What is required.
In the data below, which lines hold the word "screenshot"? Copy them.

Data.

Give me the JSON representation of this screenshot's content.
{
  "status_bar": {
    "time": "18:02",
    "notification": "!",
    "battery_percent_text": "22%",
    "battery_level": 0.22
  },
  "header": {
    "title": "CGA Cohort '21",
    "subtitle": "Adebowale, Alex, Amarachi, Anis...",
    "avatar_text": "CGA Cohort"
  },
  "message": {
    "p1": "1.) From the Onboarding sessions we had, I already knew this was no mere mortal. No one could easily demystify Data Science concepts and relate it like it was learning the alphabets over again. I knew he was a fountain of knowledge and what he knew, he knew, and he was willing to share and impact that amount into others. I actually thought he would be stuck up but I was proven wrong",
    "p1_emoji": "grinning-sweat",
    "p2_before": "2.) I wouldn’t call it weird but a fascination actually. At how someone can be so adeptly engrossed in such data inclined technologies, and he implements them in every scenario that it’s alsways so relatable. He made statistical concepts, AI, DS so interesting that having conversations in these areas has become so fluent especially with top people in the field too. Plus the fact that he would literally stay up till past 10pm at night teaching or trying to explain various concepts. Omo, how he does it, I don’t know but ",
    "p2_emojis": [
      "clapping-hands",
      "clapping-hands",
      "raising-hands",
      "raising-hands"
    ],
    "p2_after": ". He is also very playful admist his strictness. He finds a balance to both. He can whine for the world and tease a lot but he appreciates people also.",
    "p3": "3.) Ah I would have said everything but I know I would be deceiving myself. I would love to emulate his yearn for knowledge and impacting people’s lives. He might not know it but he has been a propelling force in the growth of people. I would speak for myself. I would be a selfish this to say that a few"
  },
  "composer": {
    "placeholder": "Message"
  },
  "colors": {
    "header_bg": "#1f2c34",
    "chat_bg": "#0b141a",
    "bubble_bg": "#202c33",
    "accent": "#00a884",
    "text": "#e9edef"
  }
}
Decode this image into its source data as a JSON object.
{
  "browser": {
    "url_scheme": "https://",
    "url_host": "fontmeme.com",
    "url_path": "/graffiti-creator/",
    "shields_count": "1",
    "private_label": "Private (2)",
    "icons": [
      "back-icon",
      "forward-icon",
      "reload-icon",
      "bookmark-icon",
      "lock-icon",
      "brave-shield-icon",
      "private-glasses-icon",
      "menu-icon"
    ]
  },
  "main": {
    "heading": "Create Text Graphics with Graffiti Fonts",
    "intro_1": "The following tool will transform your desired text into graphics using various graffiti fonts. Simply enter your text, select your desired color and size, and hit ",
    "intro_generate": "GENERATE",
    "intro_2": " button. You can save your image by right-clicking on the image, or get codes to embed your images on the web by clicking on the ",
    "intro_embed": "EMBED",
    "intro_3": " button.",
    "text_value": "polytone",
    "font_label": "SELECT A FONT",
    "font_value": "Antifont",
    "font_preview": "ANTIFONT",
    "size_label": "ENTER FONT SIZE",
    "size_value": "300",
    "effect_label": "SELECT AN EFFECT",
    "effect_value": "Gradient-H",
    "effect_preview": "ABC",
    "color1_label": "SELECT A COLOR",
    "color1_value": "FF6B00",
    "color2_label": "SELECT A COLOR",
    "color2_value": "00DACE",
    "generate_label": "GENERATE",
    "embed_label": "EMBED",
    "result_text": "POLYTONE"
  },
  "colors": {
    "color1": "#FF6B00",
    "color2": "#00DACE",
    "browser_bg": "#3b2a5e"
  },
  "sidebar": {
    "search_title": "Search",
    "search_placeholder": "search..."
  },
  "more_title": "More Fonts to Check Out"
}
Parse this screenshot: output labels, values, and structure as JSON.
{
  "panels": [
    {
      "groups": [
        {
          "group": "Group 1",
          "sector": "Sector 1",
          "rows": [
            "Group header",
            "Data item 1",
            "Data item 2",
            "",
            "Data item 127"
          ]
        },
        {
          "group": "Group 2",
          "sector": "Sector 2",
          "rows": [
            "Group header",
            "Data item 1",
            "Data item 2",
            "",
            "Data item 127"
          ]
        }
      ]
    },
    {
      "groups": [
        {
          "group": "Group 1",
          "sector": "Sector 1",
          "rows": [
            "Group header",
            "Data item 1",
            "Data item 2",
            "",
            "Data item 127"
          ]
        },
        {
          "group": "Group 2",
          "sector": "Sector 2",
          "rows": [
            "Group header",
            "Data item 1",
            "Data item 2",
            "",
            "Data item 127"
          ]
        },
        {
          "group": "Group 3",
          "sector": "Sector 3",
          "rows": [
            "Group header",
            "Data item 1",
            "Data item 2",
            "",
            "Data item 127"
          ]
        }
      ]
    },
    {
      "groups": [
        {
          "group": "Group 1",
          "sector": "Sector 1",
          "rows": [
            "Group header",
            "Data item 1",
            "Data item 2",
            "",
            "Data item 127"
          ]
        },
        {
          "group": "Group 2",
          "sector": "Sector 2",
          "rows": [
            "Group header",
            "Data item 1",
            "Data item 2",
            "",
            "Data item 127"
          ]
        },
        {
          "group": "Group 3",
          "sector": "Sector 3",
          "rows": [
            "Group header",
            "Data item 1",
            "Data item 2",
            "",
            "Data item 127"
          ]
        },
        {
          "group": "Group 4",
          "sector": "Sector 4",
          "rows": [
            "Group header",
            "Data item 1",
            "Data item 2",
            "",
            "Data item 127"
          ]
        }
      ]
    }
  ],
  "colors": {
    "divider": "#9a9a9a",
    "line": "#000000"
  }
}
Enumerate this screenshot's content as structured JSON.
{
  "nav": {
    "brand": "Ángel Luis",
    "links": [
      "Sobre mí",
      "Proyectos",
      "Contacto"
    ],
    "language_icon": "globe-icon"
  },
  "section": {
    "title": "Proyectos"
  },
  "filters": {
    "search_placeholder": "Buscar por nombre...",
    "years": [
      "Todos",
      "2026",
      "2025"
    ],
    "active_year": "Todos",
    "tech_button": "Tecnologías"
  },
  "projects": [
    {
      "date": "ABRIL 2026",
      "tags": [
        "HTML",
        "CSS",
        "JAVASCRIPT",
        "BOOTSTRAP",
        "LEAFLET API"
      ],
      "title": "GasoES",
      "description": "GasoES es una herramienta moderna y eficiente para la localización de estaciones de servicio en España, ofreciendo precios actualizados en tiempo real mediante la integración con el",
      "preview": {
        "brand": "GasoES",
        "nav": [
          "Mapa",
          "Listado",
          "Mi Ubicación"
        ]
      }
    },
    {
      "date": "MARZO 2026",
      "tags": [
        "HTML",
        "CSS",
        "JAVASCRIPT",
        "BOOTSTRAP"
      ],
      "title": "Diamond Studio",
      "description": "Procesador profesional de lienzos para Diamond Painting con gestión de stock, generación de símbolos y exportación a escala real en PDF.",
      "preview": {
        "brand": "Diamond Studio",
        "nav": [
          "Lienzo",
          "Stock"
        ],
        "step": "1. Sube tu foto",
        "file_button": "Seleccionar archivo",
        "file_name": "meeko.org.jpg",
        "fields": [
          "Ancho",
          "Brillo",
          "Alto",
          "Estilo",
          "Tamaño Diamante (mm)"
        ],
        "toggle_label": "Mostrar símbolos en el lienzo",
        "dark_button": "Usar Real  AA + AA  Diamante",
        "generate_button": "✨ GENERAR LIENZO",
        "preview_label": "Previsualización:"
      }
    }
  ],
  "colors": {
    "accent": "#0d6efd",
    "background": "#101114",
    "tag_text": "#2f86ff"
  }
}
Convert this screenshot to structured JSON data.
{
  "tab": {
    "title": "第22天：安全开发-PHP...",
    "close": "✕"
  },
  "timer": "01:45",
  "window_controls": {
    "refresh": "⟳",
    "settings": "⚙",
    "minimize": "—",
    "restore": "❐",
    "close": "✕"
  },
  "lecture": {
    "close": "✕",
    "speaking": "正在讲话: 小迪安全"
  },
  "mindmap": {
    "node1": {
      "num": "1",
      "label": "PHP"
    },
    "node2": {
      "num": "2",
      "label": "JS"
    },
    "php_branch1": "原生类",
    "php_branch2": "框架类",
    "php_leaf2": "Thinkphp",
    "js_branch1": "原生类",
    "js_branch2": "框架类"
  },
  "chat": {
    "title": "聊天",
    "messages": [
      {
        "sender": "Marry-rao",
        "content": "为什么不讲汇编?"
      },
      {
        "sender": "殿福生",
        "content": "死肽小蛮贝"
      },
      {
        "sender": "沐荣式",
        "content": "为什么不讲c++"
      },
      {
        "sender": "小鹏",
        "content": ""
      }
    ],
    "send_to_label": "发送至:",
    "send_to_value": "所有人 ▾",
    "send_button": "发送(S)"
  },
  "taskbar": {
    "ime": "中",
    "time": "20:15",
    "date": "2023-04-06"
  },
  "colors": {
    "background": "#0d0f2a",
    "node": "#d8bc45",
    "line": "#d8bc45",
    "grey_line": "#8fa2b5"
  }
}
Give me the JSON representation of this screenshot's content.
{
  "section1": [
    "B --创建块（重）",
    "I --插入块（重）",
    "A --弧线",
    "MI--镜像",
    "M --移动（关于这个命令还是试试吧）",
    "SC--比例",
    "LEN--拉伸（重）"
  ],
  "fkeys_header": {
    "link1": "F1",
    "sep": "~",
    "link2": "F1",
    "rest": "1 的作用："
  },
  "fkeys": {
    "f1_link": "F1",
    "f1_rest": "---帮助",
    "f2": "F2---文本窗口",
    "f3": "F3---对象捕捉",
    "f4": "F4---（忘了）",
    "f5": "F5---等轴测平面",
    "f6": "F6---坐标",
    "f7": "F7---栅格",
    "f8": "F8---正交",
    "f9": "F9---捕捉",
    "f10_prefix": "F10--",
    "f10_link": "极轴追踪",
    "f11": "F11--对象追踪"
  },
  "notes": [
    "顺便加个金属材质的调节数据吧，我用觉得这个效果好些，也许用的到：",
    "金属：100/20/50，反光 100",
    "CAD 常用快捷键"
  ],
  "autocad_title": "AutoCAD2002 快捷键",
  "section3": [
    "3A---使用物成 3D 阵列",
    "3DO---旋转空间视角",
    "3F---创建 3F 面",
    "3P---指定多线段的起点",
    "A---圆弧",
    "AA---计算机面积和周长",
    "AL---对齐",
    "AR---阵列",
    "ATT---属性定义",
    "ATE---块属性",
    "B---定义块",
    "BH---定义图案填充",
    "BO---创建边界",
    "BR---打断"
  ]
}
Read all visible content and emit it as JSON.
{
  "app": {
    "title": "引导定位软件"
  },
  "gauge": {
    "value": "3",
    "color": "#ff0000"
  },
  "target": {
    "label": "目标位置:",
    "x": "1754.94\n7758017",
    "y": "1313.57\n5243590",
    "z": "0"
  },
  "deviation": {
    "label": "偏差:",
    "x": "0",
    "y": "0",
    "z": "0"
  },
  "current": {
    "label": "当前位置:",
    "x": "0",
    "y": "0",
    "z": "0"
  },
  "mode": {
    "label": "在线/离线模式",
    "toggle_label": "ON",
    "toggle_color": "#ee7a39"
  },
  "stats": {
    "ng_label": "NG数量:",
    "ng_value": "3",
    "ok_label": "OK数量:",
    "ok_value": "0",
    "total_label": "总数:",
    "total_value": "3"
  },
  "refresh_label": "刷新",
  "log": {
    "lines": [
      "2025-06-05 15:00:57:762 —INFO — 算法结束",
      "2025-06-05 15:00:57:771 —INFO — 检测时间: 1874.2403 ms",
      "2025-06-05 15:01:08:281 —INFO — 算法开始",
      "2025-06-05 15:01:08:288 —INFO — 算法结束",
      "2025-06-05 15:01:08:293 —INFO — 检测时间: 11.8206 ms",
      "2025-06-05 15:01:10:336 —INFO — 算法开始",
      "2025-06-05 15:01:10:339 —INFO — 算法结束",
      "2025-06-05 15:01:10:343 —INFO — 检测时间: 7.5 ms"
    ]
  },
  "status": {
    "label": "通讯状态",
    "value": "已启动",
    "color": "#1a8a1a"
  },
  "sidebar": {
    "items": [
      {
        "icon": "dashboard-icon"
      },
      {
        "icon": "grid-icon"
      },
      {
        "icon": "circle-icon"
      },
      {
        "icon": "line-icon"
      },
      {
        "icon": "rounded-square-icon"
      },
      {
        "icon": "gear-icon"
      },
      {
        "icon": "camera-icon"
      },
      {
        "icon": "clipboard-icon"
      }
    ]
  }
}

Result of the task.
Give me the JSON representation of this screenshot's content.
Parse this screenshot: output labels, values, and structure as JSON.
Enumerate this screenshot's content as structured JSON.
Convert this screenshot to structured JSON data.
Give me the JSON representation of this screenshot's content.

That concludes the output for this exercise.